A coarse grind, characterized by larger coffee particles, leads to a slower extraction process. The water takes longer to pass through the larger particles, resulting in a milder and less intense coffee flavor. This can be desirable for certain brewing methods, such as cold brew, where a longer extraction time is preferred to achieve a smoother and less acidic brew.
Effects of Fine Grind on Coffee Extraction
A fine grind, with smaller coffee particles, accelerates the extraction process due to the increased surface area exposed to water. This can lead to a stronger and more robust coffee flavor, but it also poses the risk of over-extraction. Over-extraction can result in a bitter and unpleasant taste, as the prolonged contact with water extracts unwanted compounds. It is crucial to find the right balance when using a fine grind, ensuring the extraction is stopped at the desired flavor intensity.

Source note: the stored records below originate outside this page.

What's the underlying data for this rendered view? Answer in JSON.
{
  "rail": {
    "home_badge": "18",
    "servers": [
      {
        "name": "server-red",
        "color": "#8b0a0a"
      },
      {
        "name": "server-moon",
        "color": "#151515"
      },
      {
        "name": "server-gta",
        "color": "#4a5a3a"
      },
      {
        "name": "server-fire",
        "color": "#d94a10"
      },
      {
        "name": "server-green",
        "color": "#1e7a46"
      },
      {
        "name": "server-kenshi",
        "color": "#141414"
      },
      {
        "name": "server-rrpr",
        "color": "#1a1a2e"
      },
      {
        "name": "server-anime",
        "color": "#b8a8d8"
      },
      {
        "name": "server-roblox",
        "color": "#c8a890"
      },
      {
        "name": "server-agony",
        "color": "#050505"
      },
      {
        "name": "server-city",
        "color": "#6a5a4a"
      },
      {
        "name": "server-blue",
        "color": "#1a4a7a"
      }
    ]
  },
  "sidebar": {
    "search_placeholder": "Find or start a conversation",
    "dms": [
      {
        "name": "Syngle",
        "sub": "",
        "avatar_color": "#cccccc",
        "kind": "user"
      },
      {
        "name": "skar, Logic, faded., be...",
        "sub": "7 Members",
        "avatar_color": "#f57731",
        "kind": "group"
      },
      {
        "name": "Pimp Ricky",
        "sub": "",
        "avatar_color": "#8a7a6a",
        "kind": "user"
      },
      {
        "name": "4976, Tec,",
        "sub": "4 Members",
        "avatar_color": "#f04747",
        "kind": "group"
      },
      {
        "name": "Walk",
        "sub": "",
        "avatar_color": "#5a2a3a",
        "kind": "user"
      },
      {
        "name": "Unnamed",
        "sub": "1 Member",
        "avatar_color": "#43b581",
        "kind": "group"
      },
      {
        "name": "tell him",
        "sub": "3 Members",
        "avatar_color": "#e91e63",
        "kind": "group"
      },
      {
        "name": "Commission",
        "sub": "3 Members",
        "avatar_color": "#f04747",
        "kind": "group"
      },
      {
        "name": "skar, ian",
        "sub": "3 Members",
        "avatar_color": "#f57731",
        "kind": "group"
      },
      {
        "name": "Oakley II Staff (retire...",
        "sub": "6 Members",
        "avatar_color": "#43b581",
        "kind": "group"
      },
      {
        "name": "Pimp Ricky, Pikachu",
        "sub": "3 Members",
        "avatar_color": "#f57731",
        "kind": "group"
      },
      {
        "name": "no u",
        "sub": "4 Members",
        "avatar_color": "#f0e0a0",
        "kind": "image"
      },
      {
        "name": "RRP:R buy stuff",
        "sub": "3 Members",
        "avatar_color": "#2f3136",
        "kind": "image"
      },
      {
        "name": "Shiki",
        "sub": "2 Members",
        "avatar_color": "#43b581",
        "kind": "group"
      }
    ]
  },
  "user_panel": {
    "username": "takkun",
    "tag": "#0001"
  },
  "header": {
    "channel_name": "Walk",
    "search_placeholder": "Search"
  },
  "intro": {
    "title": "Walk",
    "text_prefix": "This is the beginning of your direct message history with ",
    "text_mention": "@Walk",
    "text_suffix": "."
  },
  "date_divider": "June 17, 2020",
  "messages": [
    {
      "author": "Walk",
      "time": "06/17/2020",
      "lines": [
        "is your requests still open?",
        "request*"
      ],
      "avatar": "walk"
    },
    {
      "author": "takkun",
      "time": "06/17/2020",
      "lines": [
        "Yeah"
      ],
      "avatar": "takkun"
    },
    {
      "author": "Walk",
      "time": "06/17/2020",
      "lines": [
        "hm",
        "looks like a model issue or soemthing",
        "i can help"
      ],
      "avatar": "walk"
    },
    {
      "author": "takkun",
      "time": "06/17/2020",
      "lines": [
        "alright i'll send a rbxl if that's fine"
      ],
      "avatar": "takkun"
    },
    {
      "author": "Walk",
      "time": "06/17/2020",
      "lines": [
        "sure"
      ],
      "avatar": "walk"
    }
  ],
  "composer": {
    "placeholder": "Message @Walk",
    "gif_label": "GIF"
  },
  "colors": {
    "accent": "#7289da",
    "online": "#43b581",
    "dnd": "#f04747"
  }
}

In conclusion, the grinding coarseness significantly affects coffee extraction, influencing the rate and quality of flavor extraction. Finding the right balance between extraction rate, flavor intensity, and overall coffee quality is essential. Adjusting the grind coarseness can help achieve optimal extraction, resulting in a flavorful cup of coffee that satisfies your taste preferences. Experimenting with different grind sizes and understanding their effects allows you to tailor your coffee brewing experience and discover your perfect cup.